◆ **Task details**:
An exact copy of every record is needed, with all pictures omitted.

*** Data for analysis Section Begins ***

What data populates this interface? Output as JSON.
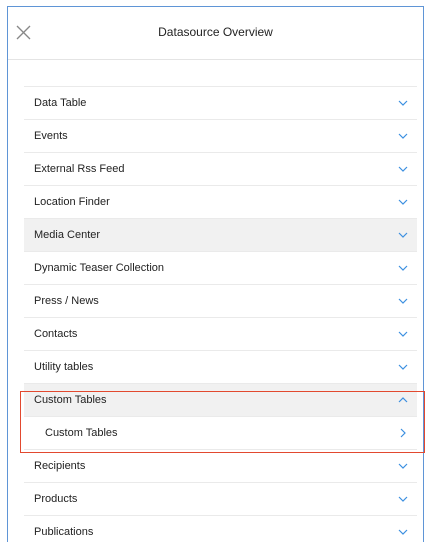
{
  "header": {
    "title": "Datasource Overview",
    "close_icon": "close-icon"
  },
  "colors": {
    "accent": "#3b8fe0",
    "highlight": "#e2492f",
    "frame": "#5f95d6"
  },
  "list": {
    "items": [
      {
        "label": "Data Table",
        "state": "collapsed"
      },
      {
        "label": "Events",
        "state": "collapsed"
      },
      {
        "label": "External Rss Feed",
        "state": "collapsed"
      },
      {
        "label": "Location Finder",
        "state": "collapsed"
      },
      {
        "label": "Media Center",
        "state": "collapsed"
      },
      {
        "label": "Dynamic Teaser Collection",
        "state": "collapsed"
      },
      {
        "label": "Press / News",
        "state": "collapsed"
      },
      {
        "label": "Contacts",
        "state": "collapsed"
      },
      {
        "label": "Utility tables",
        "state": "collapsed"
      },
      {
        "label": "Custom Tables",
        "state": "expanded"
      },
      {
        "label": "Custom Tables",
        "state": "child"
      },
      {
        "label": "Recipients",
        "state": "collapsed"
      },
      {
        "label": "Products",
        "state": "collapsed"
      },
      {
        "label": "Publications",
        "state": "collapsed"
      }
    ]
  }
}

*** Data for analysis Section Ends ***

◆ **Answer below**:
What data populates this interface? Output as JSON.
{
  "header": {
    "title": "Datasource Overview",
    "close_icon": "close-icon"
  },
  "colors": {
    "accent": "#3b8fe0",
    "highlight": "#e2492f",
    "frame": "#5f95d6"
  },
  "list": {
    "items": [
      {
        "label": "Data Table",
        "state": "collapsed"
      },
      {
        "label": "Events",
        "state": "collapsed"
      },
      {
        "label": "External Rss Feed",
        "state": "collapsed"
      },
      {
        "label": "Location Finder",
        "state": "collapsed"
      },
      {
        "label": "Media Center",
        "state": "collapsed"
      },
      {
        "label": "Dynamic Teaser Collection",
        "state": "collapsed"
      },
      {
        "label": "Press / News",
        "state": "collapsed"
      },
      {
        "label": "Contacts",
        "state": "collapsed"
      },
      {
        "label": "Utility tables",
        "state": "collapsed"
      },
      {
        "label": "Custom Tables",
        "state": "expanded"
      },
      {
        "label": "Custom Tables",
        "state": "child"
      },
      {
        "label": "Recipients",
        "state": "collapsed"
      },
      {
        "label": "Products",
        "state": "collapsed"
      },
      {
        "label": "Publications",
        "state": "collapsed"
      }
    ]
  }
}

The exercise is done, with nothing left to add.